Summonsed to a luxurious hair salon that was originally London’s barber’s salon, each candidate prepares in their own way: Lucy applies hair spray with the vigour of a woman with a grudge against the ozone layer, while Maria informs us that it’s very important to look good in business. Perhaps she’s in early preparation for her close-up, as this week the teams will develop a tv ad for a styling product (a £200m market, and that’s just Lucy), and then pitch their brand and their campaign to marketing professionals. (But not, it seems, styling product professionals.)
Sometimes you can get a subliminal sense that someone’s heart isn’t really in it. Faced with briefing the candidates on creating a kids club ‘fun but entertaining’ license-able venture, Lord Sugar appears only by iPad. Understandable, however. I’m not sure I could face them at 7am, even with a luxurious get away car on standby.
Barely has the viewer’s brain had time to register the thought “Kids Club? Aren’t we already in one of those?” than His Lordship has intervened to mix up the teams. Platinum is now an alloy of Andrew, Ashleigh, David and Lucy, leaving Maria, Navdeep, Patrick and Steven to be Odyssey. (Did anyone else recall that the name is derived from the Greek for ‘trouble’? Just me then …)

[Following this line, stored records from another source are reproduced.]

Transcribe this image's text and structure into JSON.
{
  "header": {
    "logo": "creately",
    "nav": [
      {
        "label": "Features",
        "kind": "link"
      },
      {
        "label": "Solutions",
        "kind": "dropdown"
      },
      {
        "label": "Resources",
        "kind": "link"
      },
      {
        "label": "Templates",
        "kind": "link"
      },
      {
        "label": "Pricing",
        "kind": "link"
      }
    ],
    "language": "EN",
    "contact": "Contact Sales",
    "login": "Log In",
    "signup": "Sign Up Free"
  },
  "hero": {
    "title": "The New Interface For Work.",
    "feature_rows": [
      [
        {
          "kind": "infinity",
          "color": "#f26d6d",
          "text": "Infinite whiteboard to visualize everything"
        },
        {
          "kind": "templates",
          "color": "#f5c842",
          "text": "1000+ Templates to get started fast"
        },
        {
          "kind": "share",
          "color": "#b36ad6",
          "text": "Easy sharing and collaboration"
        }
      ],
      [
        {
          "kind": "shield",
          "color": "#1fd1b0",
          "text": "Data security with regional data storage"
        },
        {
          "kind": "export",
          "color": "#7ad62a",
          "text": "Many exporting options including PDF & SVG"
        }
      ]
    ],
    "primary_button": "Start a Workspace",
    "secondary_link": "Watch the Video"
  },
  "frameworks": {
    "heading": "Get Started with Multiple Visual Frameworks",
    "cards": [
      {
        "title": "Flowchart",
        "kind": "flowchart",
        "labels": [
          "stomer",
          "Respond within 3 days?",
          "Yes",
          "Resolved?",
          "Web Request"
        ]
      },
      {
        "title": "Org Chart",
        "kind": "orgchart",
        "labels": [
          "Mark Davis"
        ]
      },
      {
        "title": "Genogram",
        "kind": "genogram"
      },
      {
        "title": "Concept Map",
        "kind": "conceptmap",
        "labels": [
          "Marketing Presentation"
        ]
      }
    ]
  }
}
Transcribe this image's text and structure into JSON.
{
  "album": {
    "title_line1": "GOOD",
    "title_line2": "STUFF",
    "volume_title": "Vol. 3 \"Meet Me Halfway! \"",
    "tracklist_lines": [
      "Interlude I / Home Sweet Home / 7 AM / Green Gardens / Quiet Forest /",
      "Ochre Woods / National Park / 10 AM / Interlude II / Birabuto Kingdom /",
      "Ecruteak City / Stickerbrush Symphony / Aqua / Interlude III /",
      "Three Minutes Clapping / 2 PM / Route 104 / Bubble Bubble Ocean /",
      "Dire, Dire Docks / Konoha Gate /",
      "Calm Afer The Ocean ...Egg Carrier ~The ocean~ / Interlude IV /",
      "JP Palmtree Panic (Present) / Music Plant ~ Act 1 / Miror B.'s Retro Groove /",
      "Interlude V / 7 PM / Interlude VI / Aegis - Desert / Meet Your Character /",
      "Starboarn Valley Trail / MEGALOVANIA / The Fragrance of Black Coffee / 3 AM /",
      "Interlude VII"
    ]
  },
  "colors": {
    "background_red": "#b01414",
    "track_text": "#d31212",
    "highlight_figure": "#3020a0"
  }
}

Despite my evil, hand-wringing anticipation last week, the teams get to pick leaders. David and Maria both put themselves forward – David does at least have experience of tutoring small children – and Navdeep and Ashleigh are duly unanimously elected. An early lesson in reputation management there then … Ashleigh tempts fate by voicing to camera that “I’d have done anything to make sure David wasn’t PM again”. Not this early in the evening schedules you wouldn’t, Madam; now behave.